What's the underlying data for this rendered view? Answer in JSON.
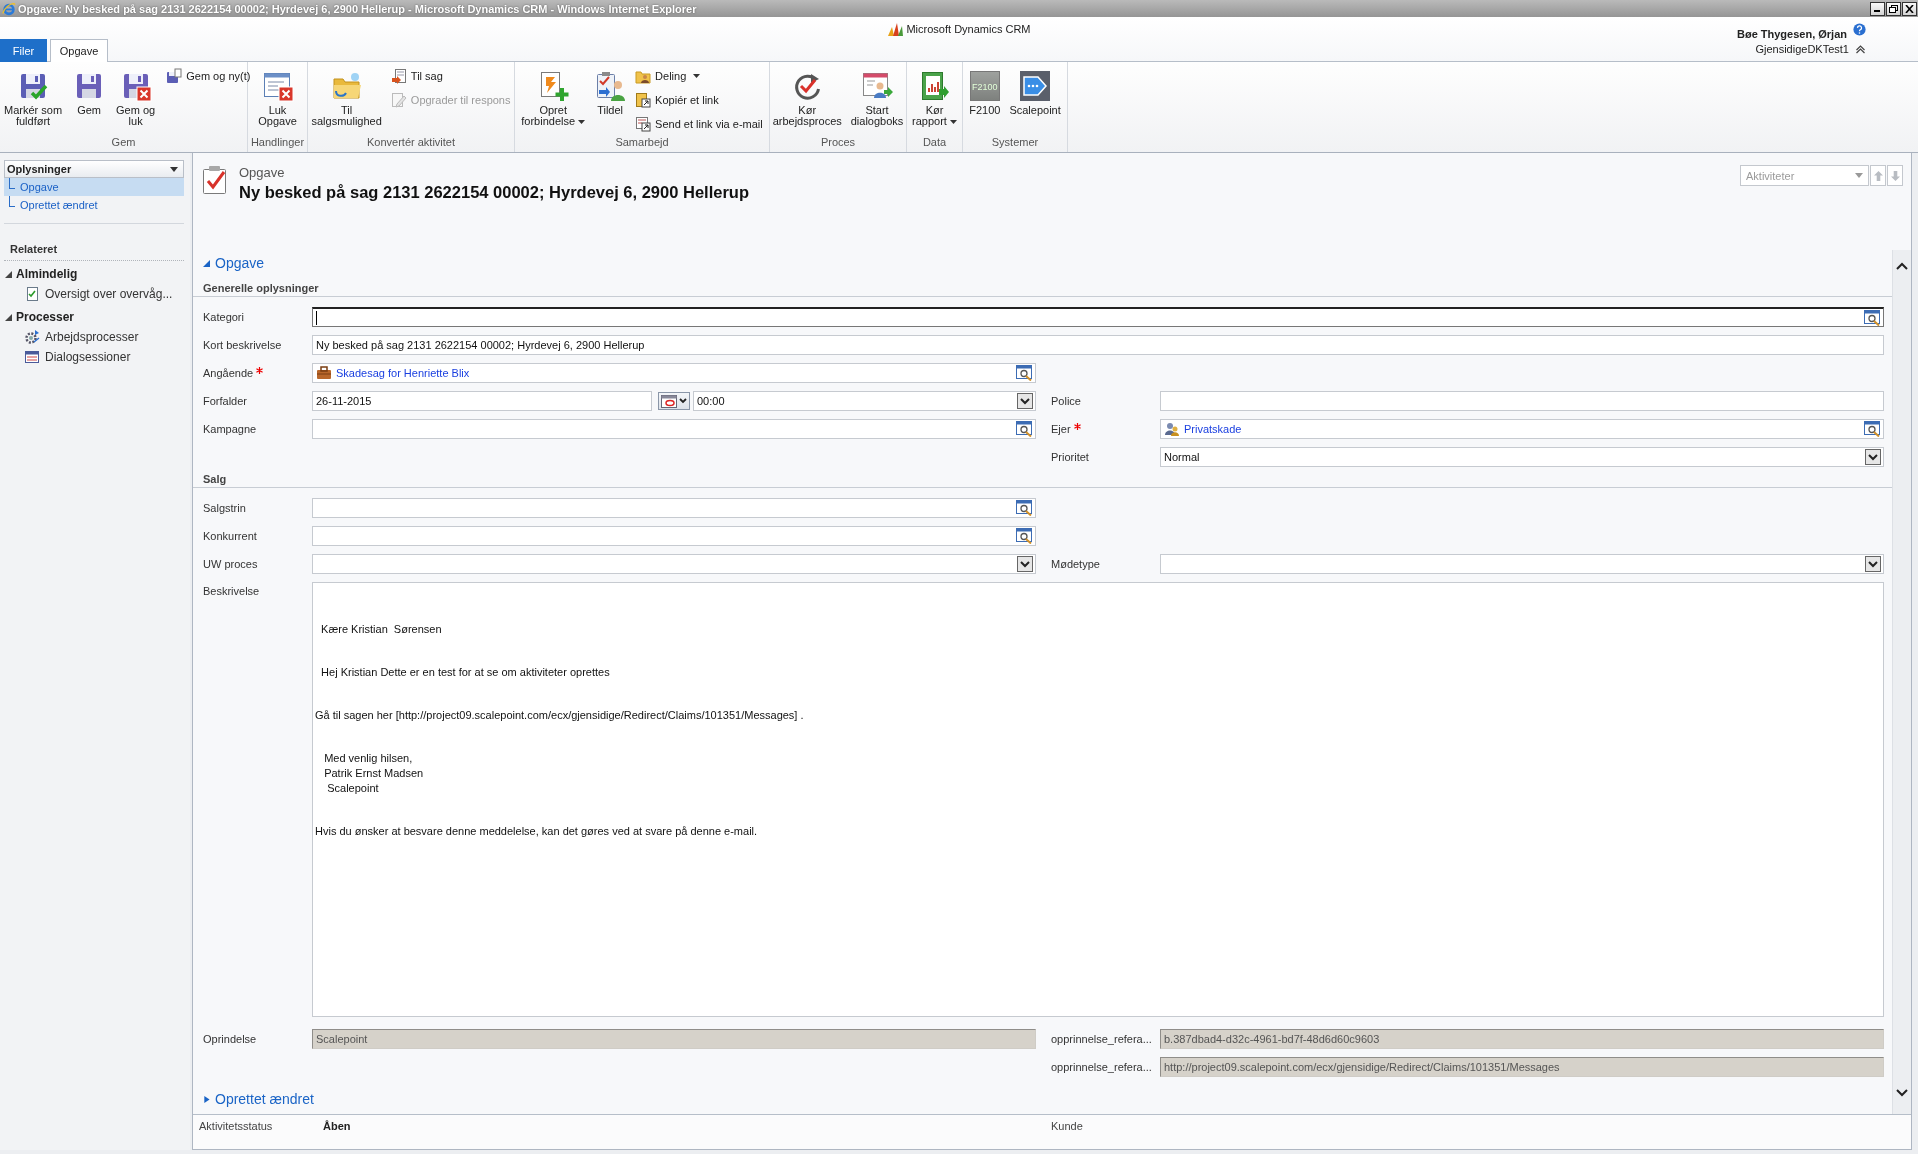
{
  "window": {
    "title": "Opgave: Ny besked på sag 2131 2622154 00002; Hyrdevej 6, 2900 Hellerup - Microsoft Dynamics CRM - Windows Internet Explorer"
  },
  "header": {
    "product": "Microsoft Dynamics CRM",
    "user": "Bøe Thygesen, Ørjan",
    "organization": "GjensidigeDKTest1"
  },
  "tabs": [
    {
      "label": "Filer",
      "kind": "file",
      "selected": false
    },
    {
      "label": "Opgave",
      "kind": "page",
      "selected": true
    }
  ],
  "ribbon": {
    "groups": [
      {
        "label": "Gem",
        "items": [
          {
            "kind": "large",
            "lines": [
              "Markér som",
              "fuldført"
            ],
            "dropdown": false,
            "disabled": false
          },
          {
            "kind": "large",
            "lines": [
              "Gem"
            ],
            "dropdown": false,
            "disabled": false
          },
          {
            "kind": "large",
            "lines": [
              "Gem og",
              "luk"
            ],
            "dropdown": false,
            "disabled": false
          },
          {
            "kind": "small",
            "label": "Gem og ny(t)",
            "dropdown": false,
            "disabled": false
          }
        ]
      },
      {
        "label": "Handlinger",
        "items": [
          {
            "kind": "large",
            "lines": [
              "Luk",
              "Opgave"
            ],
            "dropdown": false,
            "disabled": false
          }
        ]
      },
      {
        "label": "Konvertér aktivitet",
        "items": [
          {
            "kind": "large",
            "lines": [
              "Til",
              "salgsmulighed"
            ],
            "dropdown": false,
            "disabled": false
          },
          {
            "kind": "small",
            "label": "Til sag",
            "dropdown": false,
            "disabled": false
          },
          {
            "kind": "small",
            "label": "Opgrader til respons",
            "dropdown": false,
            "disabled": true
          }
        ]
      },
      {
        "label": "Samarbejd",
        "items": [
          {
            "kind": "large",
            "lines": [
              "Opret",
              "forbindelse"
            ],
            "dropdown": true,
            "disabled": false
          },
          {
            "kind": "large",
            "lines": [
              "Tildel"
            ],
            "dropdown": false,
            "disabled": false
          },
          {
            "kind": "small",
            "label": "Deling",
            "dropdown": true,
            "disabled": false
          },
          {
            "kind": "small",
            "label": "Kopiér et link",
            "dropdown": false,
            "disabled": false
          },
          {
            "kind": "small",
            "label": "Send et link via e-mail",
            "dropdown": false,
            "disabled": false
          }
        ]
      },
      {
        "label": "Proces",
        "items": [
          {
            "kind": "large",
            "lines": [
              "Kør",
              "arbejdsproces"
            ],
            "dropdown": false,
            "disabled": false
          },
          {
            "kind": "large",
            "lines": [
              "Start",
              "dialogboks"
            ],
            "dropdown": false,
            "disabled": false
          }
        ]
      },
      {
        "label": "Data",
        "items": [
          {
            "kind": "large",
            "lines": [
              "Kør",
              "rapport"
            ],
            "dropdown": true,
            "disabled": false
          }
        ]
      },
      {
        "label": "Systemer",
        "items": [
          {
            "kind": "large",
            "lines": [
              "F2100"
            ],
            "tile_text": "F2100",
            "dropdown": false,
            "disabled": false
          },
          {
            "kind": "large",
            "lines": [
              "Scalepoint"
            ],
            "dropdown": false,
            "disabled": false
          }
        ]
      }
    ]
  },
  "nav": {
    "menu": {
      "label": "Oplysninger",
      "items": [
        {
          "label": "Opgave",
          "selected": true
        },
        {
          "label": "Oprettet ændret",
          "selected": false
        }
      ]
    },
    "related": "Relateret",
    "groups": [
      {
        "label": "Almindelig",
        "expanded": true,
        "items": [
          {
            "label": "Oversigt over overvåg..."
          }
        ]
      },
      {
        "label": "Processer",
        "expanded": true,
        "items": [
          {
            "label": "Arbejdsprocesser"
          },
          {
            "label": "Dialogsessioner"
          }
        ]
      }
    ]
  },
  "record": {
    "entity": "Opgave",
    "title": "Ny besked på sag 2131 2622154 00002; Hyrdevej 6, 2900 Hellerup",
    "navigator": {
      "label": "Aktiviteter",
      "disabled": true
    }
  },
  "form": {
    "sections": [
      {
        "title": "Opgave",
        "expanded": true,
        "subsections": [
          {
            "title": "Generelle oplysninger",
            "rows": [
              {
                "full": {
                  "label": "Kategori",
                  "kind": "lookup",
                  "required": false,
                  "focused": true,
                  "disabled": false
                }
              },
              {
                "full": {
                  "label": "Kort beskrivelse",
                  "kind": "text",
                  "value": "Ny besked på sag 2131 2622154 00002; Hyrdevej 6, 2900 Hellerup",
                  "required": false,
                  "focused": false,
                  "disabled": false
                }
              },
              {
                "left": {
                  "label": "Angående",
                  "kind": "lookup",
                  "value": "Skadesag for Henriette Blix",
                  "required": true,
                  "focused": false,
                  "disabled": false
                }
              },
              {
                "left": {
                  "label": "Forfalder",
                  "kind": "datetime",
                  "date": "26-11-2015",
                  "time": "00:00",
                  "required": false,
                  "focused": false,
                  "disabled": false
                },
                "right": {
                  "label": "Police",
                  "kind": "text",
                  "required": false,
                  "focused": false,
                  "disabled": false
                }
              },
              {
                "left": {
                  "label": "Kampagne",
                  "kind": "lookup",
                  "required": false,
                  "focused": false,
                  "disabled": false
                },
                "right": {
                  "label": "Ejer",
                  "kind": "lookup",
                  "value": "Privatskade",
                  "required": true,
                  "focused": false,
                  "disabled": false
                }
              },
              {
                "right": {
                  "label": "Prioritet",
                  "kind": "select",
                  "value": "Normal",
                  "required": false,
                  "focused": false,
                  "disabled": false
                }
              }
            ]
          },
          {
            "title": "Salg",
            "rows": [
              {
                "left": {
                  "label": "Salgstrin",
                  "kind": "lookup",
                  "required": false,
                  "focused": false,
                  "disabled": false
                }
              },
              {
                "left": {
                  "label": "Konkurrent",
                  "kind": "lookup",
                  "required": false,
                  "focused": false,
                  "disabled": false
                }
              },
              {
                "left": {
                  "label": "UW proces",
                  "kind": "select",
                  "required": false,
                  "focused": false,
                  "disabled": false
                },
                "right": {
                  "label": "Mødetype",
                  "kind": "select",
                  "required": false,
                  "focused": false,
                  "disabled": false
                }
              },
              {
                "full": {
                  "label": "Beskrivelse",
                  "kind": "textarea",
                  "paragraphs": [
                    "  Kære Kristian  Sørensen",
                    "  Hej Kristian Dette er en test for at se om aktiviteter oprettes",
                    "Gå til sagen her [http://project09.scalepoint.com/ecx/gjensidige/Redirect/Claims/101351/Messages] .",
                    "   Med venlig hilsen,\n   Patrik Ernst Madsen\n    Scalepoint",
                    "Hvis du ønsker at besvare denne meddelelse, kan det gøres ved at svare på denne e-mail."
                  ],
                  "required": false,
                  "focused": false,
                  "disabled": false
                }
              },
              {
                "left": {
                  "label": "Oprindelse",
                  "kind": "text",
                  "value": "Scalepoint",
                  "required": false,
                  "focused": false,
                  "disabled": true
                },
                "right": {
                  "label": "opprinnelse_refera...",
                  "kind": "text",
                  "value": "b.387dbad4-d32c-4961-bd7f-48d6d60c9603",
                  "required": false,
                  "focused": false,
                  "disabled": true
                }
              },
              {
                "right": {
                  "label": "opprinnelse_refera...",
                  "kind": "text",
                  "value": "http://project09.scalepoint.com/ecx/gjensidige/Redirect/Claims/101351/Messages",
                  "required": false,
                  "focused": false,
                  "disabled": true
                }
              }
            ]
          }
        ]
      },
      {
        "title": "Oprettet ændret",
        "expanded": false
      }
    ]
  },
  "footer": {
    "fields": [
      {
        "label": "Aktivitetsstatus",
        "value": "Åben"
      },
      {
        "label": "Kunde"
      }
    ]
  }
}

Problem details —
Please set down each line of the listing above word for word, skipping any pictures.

Result —
What's the underlying data for this rendered view? Answer in JSON.
{
  "window": {
    "title": "Opgave: Ny besked på sag 2131 2622154 00002; Hyrdevej 6, 2900 Hellerup - Microsoft Dynamics CRM - Windows Internet Explorer"
  },
  "header": {
    "product": "Microsoft Dynamics CRM",
    "user": "Bøe Thygesen, Ørjan",
    "organization": "GjensidigeDKTest1"
  },
  "tabs": [
    {
      "label": "Filer",
      "kind": "file",
      "selected": false
    },
    {
      "label": "Opgave",
      "kind": "page",
      "selected": true
    }
  ],
  "ribbon": {
    "groups": [
      {
        "label": "Gem",
        "items": [
          {
            "kind": "large",
            "lines": [
              "Markér som",
              "fuldført"
            ],
            "dropdown": false,
            "disabled": false
          },
          {
            "kind": "large",
            "lines": [
              "Gem"
            ],
            "dropdown": false,
            "disabled": false
          },
          {
            "kind": "large",
            "lines": [
              "Gem og",
              "luk"
            ],
            "dropdown": false,
            "disabled": false
          },
          {
            "kind": "small",
            "label": "Gem og ny(t)",
            "dropdown": false,
            "disabled": false
          }
        ]
      },
      {
        "label": "Handlinger",
        "items": [
          {
            "kind": "large",
            "lines": [
              "Luk",
              "Opgave"
            ],
            "dropdown": false,
            "disabled": false
          }
        ]
      },
      {
        "label": "Konvertér aktivitet",
        "items": [
          {
            "kind": "large",
            "lines": [
              "Til",
              "salgsmulighed"
            ],
            "dropdown": false,
            "disabled": false
          },
          {
            "kind": "small",
            "label": "Til sag",
            "dropdown": false,
            "disabled": false
          },
          {
            "kind": "small",
            "label": "Opgrader til respons",
            "dropdown": false,
            "disabled": true
          }
        ]
      },
      {
        "label": "Samarbejd",
        "items": [
          {
            "kind": "large",
            "lines": [
              "Opret",
              "forbindelse"
            ],
            "dropdown": true,
            "disabled": false
          },
          {
            "kind": "large",
            "lines": [
              "Tildel"
            ],
            "dropdown": false,
            "disabled": false
          },
          {
            "kind": "small",
            "label": "Deling",
            "dropdown": true,
            "disabled": false
          },
          {
            "kind": "small",
            "label": "Kopiér et link",
            "dropdown": false,
            "disabled": false
          },
          {
            "kind": "small",
            "label": "Send et link via e-mail",
            "dropdown": false,
            "disabled": false
          }
        ]
      },
      {
        "label": "Proces",
        "items": [
          {
            "kind": "large",
            "lines": [
              "Kør",
              "arbejdsproces"
            ],
            "dropdown": false,
            "disabled": false
          },
          {
            "kind": "large",
            "lines": [
              "Start",
              "dialogboks"
            ],
            "dropdown": false,
            "disabled": false
          }
        ]
      },
      {
        "label": "Data",
        "items": [
          {
            "kind": "large",
            "lines": [
              "Kør",
              "rapport"
            ],
            "dropdown": true,
            "disabled": false
          }
        ]
      },
      {
        "label": "Systemer",
        "items": [
          {
            "kind": "large",
            "lines": [
              "F2100"
            ],
            "tile_text": "F2100",
            "dropdown": false,
            "disabled": false
          },
          {
            "kind": "large",
            "lines": [
              "Scalepoint"
            ],
            "dropdown": false,
            "disabled": false
          }
        ]
      }
    ]
  },
  "nav": {
    "menu": {
      "label": "Oplysninger",
      "items": [
        {
          "label": "Opgave",
          "selected": true
        },
        {
          "label": "Oprettet ændret",
          "selected": false
        }
      ]
    },
    "related": "Relateret",
    "groups": [
      {
        "label": "Almindelig",
        "expanded": true,
        "items": [
          {
            "label": "Oversigt over overvåg..."
          }
        ]
      },
      {
        "label": "Processer",
        "expanded": true,
        "items": [
          {
            "label": "Arbejdsprocesser"
          },
          {
            "label": "Dialogsessioner"
          }
        ]
      }
    ]
  },
  "record": {
    "entity": "Opgave",
    "title": "Ny besked på sag 2131 2622154 00002; Hyrdevej 6, 2900 Hellerup",
    "navigator": {
      "label": "Aktiviteter",
      "disabled": true
    }
  },
  "form": {
    "sections": [
      {
        "title": "Opgave",
        "expanded": true,
        "subsections": [
          {
            "title": "Generelle oplysninger",
            "rows": [
              {
                "full": {
                  "label": "Kategori",
                  "kind": "lookup",
                  "required": false,
                  "focused": true,
                  "disabled": false
                }
              },
              {
                "full": {
                  "label": "Kort beskrivelse",
                  "kind": "text",
                  "value": "Ny besked på sag 2131 2622154 00002; Hyrdevej 6, 2900 Hellerup",
                  "required": false,
                  "focused": false,
                  "disabled": false
                }
              },
              {
                "left": {
                  "label": "Angående",
                  "kind": "lookup",
                  "value": "Skadesag for Henriette Blix",
                  "required": true,
                  "focused": false,
                  "disabled": false
                }
              },
              {
                "left": {
                  "label": "Forfalder",
                  "kind": "datetime",
                  "date": "26-11-2015",
                  "time": "00:00",
                  "required": false,
                  "focused": false,
                  "disabled": false
                },
                "right": {
                  "label": "Police",
                  "kind": "text",
                  "required": false,
                  "focused": false,
                  "disabled": false
                }
              },
              {
                "left": {
                  "label": "Kampagne",
                  "kind": "lookup",
                  "required": false,
                  "focused": false,
                  "disabled": false
                },
                "right": {
                  "label": "Ejer",
                  "kind": "lookup",
                  "value": "Privatskade",
                  "required": true,
                  "focused": false,
                  "disabled": false
                }
              },
              {
                "right": {
                  "label": "Prioritet",
                  "kind": "select",
                  "value": "Normal",
                  "required": false,
                  "focused": false,
                  "disabled": false
                }
              }
            ]
          },
          {
            "title": "Salg",
            "rows": [
              {
                "left": {
                  "label": "Salgstrin",
                  "kind": "lookup",
                  "required": false,
                  "focused": false,
                  "disabled": false
                }
              },
              {
                "left": {
                  "label": "Konkurrent",
                  "kind": "lookup",
                  "required": false,
                  "focused": false,
                  "disabled": false
                }
              },
              {
                "left": {
                  "label": "UW proces",
                  "kind": "select",
                  "required": false,
                  "focused": false,
                  "disabled": false
                },
                "right": {
                  "label": "Mødetype",
                  "kind": "select",
                  "required": false,
                  "focused": false,
                  "disabled": false
                }
              },
              {
                "full": {
                  "label": "Beskrivelse",
                  "kind": "textarea",
                  "paragraphs": [
                    "  Kære Kristian  Sørensen",
                    "  Hej Kristian Dette er en test for at se om aktiviteter oprettes",
                    "Gå til sagen her [http://project09.scalepoint.com/ecx/gjensidige/Redirect/Claims/101351/Messages] .",
                    "   Med venlig hilsen,\n   Patrik Ernst Madsen\n    Scalepoint",
                    "Hvis du ønsker at besvare denne meddelelse, kan det gøres ved at svare på denne e-mail."
                  ],
                  "required": false,
                  "focused": false,
                  "disabled": false
                }
              },
              {
                "left": {
                  "label": "Oprindelse",
                  "kind": "text",
                  "value": "Scalepoint",
                  "required": false,
                  "focused": false,
                  "disabled": true
                },
                "right": {
                  "label": "opprinnelse_refera...",
                  "kind": "text",
                  "value": "b.387dbad4-d32c-4961-bd7f-48d6d60c9603",
                  "required": false,
                  "focused": false,
                  "disabled": true
                }
              },
              {
                "right": {
                  "label": "opprinnelse_refera...",
                  "kind": "text",
                  "value": "http://project09.scalepoint.com/ecx/gjensidige/Redirect/Claims/101351/Messages",
                  "required": false,
                  "focused": false,
                  "disabled": true
                }
              }
            ]
          }
        ]
      },
      {
        "title": "Oprettet ændret",
        "expanded": false
      }
    ]
  },
  "footer": {
    "fields": [
      {
        "label": "Aktivitetsstatus",
        "value": "Åben"
      },
      {
        "label": "Kunde"
      }
    ]
  }
}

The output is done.